So far, so predictable. In an uncharacterically coy move, however, Gulf Keystone asked ERC Equipoise Limited (ERCE), the company which produced the CPR, to assume that all options were fully taken up — even though the fiscal terms for these options have expired.

My reading of this is (and it’s only my opinion) is that Gulf Keystone is covering its back ahead of its main market listing, and also that it won’t risk derailing its strong relationship with the KRG for the sake of a contractual technicality. By assuming that GKP’s interest in Shaikan will be diluted as originally planned, there’s no downside — if it doesn’t happen, the the firm will simply make more money from the same capex.

How much upside?

GKP’s first CPR has brutally and effectively established a baseline for the valuation of the company. It’s conservative, relatively undemanding, and almost certain to be exceeded — but by how much?

Would-be buyers eyeing the company now must surely see a bargain. Not only has ERCE been conservative in its valuation, but it has also assumed lower recovery rates than those achieved by other established operators in the region.

A failure to deliver future 2P and 2C upgrades from this point would be very surprising indeed.
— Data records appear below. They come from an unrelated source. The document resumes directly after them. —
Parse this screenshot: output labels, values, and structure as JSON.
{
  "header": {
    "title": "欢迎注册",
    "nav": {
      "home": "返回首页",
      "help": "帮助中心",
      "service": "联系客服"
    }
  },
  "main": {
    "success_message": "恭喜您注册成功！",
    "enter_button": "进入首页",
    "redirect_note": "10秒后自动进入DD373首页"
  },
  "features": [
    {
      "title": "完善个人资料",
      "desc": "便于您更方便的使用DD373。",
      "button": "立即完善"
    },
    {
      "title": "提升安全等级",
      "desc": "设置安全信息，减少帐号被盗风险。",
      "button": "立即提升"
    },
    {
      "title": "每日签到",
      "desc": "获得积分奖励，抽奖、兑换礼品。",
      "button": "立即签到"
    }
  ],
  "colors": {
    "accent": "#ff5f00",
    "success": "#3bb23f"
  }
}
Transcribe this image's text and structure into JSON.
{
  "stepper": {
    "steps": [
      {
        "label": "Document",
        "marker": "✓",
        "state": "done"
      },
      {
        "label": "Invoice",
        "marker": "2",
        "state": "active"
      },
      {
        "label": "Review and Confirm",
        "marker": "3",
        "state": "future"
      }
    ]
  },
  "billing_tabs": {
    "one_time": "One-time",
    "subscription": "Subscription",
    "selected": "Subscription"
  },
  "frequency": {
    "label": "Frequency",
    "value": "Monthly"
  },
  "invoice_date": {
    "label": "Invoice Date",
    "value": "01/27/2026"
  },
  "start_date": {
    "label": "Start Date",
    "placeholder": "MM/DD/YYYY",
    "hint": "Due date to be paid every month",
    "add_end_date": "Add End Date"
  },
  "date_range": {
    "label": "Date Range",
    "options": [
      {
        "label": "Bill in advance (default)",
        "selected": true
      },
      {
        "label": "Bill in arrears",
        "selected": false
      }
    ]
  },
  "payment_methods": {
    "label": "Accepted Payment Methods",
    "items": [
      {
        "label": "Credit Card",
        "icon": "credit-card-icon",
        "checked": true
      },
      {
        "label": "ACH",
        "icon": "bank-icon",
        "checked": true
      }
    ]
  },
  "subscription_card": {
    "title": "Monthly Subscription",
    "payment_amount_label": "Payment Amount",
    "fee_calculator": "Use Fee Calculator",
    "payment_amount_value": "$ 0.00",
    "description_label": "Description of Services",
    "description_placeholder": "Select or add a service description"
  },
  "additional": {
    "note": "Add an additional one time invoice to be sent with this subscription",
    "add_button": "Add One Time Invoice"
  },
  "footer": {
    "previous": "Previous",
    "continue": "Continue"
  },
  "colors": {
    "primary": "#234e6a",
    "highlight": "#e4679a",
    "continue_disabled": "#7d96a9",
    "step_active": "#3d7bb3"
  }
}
The Shaikan 7 well, currently drilling, is targeting the lower Triassic and Permian intervals and could indicate significant new resources across all blocks.

Given the firm’s drilling success rate on Shaikan so far, it’s reasonable to expect that many of the planned development wells will deliver as expected, too.

Finally, in addition to Shaikan, GKP also operates the Sheikh Adi field (80% WI), which already has 2C resrouces of 155 mmboe, while the firm also has non-operated interests in the Ber Bahr and Akri-Bijeel fields.

As with all frontier operations, risks remain with Gulf Keystone, but I’ve no plans to sell my shares and am debating whether to average down by buying a few more at the current price.

UPDATE: In the interests of disclosure, subsequent to publishing this article I decided to average down and increase my holding in GKP.

Disclaimer: This article is provided for information only and is not intended as investment advice. The author may own shares in the companies mentioned in the article. Do your own research or seek qualified professional advice before making any purchase decisions.